### WHAT YOU WILL DO
Examine each line of the data, and copy the ones containing "Ananya".

Start of EXCERPTED DATA

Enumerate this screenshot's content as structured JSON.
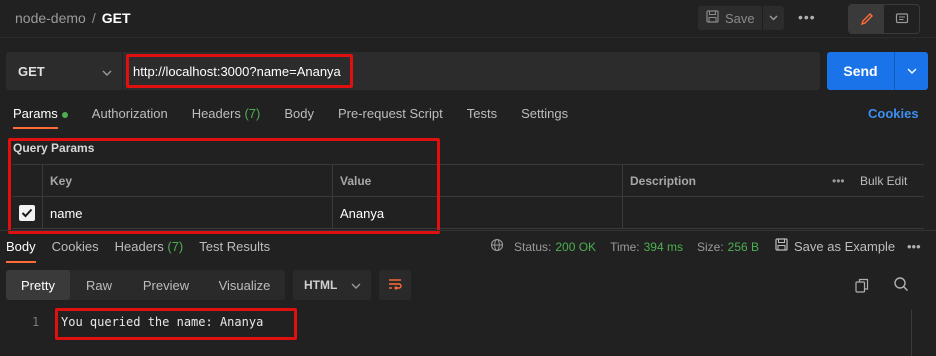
{
  "breadcrumb": {
    "collection": "node-demo",
    "separator": "/",
    "request": "GET"
  },
  "topbar": {
    "save_label": "Save",
    "more_label": "•••"
  },
  "request": {
    "method": "GET",
    "url": "http://localhost:3000?name=Ananya",
    "send_label": "Send"
  },
  "request_tabs": [
    {
      "label": "Params",
      "active": true
    },
    {
      "label": "Authorization"
    },
    {
      "label": "Headers",
      "count": "(7)"
    },
    {
      "label": "Body"
    },
    {
      "label": "Pre-request Script"
    },
    {
      "label": "Tests"
    },
    {
      "label": "Settings"
    }
  ],
  "cookies_label": "Cookies",
  "query_params": {
    "title": "Query Params",
    "headers": {
      "key": "Key",
      "value": "Value",
      "description": "Description",
      "more": "•••",
      "bulk_edit": "Bulk Edit"
    },
    "rows": [
      {
        "checked": true,
        "key": "name",
        "value": "Ananya",
        "description": ""
      }
    ]
  },
  "response_tabs": [
    {
      "label": "Body",
      "active": true
    },
    {
      "label": "Cookies"
    },
    {
      "label": "Headers",
      "count": "(7)"
    },
    {
      "label": "Test Results"
    }
  ],
  "response_meta": {
    "status_label": "Status:",
    "status_value": "200 OK",
    "time_label": "Time:",
    "time_value": "394 ms",
    "size_label": "Size:",
    "size_value": "256 B",
    "save_example_label": "Save as Example",
    "more_label": "•••"
  },
  "view_modes": [
    {
      "label": "Pretty",
      "active": true
    },
    {
      "label": "Raw"
    },
    {
      "label": "Preview"
    },
    {
      "label": "Visualize"
    }
  ],
  "format": "HTML",
  "response_body": {
    "line_number": "1",
    "text": "You queried the name: Ananya"
  },
  "colors": {
    "accent": "#ff6c37",
    "send": "#1a73e8",
    "status_ok": "#4caf50",
    "highlight_box": "#e01010",
    "link": "#3d8ef0"
  }
}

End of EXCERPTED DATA

### SOLUTION FOR THIS EXERCISE
    "url": "http://localhost:3000?name=Ananya",
        "value": "Ananya",
    "text": "You queried the name: Ananya"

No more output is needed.